DOT Hides Info About Who Was Minding the Store When the Secretary Was Away
- June 2, 2022
PPT sues for transparency around who filled in for Secretary Buttigieg during his paternity leave
Today, federal watchdog Protect the Public’s Trust announced a transparency lawsuit against the Department of Transportation. The Freedom of Information Act (FOIA) request at the center of the lawsuit seeks to obtain information about who was in charge when Transportation Secretary Pete Buttigieg took paternity leave.
As the supply chain crisis heated up last year, news broke that Secretary Buttigieg had taken paternity leave. While the Secretary’s commitment to his family and desire to spend time with his new children are certainly commendable, the American public was left to wonder who was at the helm of the Department, a cabinet-level agency that has wide ranging responsibilities and an annual budget of over $80 billion. In addition, the American public deserves to know if someone else was acting as the primary decision maker for any period of time or if the Department was operating at a reduced capacity while the Secretary was on leave.
In December, PPT submitted a FOIA request to DOT seeking answers to the questions regarding who, if anyone, at the Department had been delegated authority to make decisions and perform actions on behalf of Secretary Buttigieg during his absence. In early February, DOT indicated they would respond within five to seven weeks. Now, with the upper limit of that range having passed more than twice, PPT has been forced to resort to litigation.
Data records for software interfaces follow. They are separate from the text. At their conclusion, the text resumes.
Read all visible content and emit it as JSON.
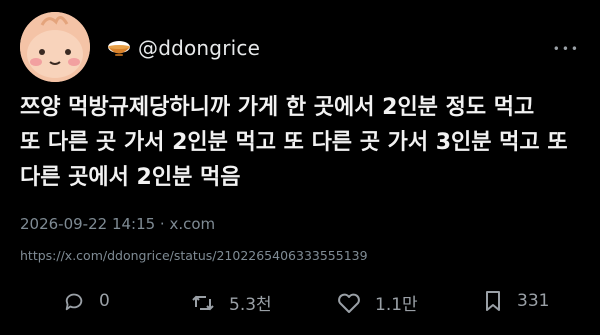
{
  "header": {
    "handle": "@ddongrice"
  },
  "post": {
    "text": "쯔양 먹방규제당하니까 가게 한 곳에서 2인분 정도 먹고\n또 다른 곳 가서 2인분 먹고 또 다른 곳 가서 3인분 먹고 또\n다른 곳에서 2인분 먹음",
    "timestamp": "2026-09-22 14:15 · x.com",
    "url": "https://x.com/ddongrice/status/2102265406333555139"
  },
  "actions": {
    "replies": "0",
    "reposts": "5.3천",
    "likes": "1.1만",
    "bookmarks": "331"
  }
}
“As a parent myself I recognize that raising children is the most important job in the world,” Michael Chamberlain, Director of Protect the Public’s Trust, stated. “However, regardless of any individual’s circumstances, it is incumbent upon the leadership of an agency with an $80 billion budget and tens of thousands of employees, to ensure that the work on behalf of the American public continues to be performed and that the decisions affecting their daily lives continue to be made. Especially in the wake of the overlapping and cascading crises plaguing our nation that touch on DOT’s jurisdiction – such as supply chain, inflation, and infrastructure – it is important for DOT to reveal who was directing the agency and making those crucial decisions during the time of the Secretary’s leave.”